Pixar Storyboard Artist, Emma Coats, was once quoted as saying: "Coincidences to get characters into trouble are great; coincidences to get them out of it are cheating." Every film relies on some sort of convenience at one point or another - it's essential in progressing the story. But sometimes they take one step too far and work themselves into a corner, where the only solution to escape is through inexplicable timing and boundless illogicality. It isn't always a bad thing, and more often than not, audiences can bite their tongue and suspend their disbelief if it is achieved in a well-executed manner. Other times, it's just glaringly obvious. While the films on this list aren't all necessarily bad - in fact some are very good - they employed much contradiction and convenience in order to close their narratives. They made us cringe, they made us laugh... but every single one of them made us question just how the hell it was possible as we turned to a friend and muttered: "Yeah, as if that would happen in real life!"

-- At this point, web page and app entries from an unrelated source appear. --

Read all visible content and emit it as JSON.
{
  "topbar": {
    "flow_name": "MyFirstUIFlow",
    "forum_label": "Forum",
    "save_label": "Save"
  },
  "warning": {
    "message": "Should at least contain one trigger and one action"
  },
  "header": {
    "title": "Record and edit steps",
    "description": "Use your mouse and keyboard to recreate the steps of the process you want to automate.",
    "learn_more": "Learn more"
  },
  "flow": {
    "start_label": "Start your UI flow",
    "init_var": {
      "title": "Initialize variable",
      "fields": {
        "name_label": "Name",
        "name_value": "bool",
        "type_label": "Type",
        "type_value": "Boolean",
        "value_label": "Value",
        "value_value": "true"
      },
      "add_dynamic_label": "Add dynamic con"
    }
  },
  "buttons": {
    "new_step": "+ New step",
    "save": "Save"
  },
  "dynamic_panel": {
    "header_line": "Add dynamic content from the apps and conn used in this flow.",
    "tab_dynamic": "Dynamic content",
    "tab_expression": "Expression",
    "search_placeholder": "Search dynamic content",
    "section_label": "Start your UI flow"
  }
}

8. Detective Loki Accidentally Catches The Killer In The Act - PrisonersFor the most part, Prisoners is an enjoyable film. Hugh Jackman and Jake Gyllenhaal lead a strong ensemble cast in the search for two missing girls - and we go along with vested interest. When Keller discovers the killer is dear Aunt Holly, we buy it (even if it is a little too neatly put together) and wonder how Detective Loki will come to the same conclusion. Will he piece together that her husband is the corpse under the priest's house? No, he'll stumble across her poisoning Anna when he pops over to inform her he's found her missing nephew. Seriously? This is the pay-off? Two and a half hours of solid detective work ends in him walking in at a highly-inconvenient time for Aunt Holly and a highly-convenient time for the plot. The little girl comes through safe and sound (how did Loki not crash on the way to the hospital?) and all is well... sort of; Keller still finds himself at the bottom of a literal hole after digging the metaphorical one for the entire movie.